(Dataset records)
####################

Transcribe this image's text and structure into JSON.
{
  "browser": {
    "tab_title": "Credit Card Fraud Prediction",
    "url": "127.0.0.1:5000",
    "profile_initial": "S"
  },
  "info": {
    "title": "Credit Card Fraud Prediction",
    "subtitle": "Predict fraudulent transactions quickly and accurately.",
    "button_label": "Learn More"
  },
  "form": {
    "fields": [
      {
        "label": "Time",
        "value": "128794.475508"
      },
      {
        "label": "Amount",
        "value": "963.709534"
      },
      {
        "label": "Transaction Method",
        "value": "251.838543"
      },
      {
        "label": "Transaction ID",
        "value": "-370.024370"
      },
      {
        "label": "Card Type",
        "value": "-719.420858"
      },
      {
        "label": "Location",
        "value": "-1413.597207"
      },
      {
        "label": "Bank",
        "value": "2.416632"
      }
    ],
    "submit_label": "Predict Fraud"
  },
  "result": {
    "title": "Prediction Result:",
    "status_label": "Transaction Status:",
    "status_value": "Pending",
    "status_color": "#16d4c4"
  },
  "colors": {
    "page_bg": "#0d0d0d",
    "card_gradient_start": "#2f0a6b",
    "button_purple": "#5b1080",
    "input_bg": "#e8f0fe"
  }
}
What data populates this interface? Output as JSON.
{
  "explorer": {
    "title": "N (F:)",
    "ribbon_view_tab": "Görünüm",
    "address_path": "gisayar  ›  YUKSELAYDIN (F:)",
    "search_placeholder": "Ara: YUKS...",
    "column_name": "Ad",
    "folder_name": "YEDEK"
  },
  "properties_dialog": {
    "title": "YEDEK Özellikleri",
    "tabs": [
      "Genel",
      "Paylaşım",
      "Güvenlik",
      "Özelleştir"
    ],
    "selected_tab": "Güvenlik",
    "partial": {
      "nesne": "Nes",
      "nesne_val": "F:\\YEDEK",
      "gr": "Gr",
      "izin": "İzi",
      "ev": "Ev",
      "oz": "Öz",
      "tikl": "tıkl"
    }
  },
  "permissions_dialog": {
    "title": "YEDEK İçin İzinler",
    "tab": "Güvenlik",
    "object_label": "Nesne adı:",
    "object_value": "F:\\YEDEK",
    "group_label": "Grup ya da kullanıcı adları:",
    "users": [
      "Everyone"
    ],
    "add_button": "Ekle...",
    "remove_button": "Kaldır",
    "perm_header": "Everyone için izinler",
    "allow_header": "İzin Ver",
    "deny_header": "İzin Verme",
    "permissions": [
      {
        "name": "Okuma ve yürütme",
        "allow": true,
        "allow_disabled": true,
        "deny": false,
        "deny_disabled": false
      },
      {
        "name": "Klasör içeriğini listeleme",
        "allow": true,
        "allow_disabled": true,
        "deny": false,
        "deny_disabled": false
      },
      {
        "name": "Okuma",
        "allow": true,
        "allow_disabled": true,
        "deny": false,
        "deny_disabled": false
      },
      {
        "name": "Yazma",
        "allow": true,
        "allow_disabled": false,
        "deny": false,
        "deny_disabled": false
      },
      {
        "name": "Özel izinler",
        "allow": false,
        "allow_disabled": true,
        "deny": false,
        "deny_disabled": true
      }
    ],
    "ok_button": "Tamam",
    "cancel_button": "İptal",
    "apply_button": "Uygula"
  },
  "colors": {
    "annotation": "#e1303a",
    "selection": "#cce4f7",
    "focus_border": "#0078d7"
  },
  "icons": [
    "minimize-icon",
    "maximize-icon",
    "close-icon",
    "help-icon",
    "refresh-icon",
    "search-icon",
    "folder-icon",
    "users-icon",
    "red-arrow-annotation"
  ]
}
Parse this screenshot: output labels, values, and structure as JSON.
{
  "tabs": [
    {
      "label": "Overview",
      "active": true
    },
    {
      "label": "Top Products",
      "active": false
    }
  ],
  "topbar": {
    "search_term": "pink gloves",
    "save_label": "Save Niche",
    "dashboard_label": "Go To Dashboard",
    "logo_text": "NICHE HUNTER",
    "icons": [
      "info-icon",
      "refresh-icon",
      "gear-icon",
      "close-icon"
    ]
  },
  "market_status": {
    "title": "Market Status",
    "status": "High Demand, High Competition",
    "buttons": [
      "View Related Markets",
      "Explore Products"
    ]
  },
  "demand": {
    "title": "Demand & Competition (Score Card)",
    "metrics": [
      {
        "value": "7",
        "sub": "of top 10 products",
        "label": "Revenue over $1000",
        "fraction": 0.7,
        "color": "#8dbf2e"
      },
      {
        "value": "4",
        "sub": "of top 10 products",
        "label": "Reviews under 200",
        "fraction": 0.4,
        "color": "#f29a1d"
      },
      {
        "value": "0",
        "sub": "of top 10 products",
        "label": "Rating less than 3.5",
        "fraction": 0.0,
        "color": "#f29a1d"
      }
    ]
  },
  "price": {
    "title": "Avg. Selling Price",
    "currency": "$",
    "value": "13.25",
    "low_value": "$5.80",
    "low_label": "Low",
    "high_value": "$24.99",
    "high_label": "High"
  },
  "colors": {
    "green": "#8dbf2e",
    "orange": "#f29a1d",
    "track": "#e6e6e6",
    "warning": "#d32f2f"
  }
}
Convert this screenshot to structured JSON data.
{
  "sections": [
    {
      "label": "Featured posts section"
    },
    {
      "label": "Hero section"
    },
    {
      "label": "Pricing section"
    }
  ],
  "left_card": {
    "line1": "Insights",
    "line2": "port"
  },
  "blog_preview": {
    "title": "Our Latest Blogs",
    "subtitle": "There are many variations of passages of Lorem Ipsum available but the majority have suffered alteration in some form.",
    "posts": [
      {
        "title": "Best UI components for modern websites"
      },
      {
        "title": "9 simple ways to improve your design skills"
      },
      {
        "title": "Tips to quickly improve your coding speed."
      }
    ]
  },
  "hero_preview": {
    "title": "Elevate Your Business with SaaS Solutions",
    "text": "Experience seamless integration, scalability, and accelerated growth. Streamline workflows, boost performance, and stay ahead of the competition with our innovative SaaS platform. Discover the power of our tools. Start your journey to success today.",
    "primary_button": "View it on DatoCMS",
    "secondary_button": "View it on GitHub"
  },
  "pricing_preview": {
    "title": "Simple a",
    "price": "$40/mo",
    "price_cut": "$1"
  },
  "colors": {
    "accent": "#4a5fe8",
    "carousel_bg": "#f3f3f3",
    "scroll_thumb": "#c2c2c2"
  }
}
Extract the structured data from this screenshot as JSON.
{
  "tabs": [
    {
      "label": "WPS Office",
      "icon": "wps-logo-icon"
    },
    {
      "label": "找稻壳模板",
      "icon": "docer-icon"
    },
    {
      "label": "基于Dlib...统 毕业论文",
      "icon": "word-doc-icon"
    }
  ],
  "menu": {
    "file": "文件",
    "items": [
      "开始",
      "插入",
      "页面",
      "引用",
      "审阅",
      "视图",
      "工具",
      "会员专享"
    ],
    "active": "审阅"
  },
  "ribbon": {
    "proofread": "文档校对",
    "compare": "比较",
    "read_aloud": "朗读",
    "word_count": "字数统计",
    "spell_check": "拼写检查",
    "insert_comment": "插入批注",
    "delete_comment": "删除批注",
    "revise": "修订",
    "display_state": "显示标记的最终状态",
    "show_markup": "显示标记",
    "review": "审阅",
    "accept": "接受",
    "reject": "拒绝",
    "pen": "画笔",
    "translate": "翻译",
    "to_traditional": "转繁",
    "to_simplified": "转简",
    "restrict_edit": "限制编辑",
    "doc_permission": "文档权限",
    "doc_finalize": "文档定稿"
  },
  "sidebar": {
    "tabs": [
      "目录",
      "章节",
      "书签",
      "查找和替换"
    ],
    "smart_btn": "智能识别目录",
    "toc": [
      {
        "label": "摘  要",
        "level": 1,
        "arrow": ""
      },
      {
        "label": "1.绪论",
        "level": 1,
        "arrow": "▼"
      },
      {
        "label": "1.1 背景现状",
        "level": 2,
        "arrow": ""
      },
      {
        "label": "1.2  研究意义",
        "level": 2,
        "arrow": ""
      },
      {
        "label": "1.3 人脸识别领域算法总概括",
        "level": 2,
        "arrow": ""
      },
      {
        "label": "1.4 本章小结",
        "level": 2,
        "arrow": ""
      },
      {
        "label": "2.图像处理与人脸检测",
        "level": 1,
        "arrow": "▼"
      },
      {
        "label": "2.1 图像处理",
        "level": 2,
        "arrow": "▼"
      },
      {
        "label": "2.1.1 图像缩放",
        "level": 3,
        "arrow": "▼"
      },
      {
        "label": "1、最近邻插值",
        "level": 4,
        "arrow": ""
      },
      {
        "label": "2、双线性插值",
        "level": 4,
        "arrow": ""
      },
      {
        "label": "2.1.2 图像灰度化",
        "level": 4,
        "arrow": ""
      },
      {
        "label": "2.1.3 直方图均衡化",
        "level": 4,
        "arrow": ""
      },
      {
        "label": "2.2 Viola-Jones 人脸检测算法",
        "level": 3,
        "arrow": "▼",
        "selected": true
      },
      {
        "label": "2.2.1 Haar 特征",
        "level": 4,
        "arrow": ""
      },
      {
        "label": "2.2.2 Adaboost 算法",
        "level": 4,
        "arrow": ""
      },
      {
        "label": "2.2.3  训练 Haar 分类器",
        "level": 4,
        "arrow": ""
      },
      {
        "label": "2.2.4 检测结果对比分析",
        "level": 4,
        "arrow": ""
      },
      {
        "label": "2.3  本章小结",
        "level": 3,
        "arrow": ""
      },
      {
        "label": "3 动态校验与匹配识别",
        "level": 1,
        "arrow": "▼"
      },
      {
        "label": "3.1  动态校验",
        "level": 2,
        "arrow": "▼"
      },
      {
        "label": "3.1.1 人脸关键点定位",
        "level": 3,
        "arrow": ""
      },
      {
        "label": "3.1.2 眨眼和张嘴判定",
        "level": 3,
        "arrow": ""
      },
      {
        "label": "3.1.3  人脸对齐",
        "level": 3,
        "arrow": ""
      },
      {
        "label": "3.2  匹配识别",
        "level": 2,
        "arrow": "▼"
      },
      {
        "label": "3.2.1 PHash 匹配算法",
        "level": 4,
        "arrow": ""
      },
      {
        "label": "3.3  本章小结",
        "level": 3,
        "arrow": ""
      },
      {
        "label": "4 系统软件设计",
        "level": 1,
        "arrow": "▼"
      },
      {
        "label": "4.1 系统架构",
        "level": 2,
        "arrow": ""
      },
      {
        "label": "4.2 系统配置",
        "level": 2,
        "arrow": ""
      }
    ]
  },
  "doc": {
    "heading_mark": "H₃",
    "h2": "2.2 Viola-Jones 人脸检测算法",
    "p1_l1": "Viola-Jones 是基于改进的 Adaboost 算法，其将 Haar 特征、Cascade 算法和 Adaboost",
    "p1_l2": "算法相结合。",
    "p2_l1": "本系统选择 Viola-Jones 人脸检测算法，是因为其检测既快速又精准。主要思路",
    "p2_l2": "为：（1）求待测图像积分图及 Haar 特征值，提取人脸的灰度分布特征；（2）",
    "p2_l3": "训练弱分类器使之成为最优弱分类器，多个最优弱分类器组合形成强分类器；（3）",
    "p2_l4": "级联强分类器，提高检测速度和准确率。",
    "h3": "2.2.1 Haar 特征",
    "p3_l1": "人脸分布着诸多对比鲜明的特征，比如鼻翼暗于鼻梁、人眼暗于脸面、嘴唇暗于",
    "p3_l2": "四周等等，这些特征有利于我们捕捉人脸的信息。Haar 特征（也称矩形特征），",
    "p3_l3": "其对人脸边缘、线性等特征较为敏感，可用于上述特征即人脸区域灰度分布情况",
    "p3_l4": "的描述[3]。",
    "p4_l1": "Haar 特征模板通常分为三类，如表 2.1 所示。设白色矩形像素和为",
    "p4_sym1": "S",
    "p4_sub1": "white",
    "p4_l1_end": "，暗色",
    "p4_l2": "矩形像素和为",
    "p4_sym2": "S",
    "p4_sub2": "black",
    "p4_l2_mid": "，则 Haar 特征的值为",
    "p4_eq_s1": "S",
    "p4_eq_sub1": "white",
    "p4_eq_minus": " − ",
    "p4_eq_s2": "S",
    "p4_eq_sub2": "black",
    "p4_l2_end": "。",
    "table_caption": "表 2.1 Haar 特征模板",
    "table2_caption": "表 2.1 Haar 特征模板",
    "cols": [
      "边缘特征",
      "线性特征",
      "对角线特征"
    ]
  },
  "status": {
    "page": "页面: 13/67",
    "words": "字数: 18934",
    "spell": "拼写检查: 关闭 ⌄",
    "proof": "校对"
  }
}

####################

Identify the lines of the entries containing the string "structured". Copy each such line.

Task response
Convert this screenshot to structured JSON data.
Extract the structured data from this screenshot as JSON.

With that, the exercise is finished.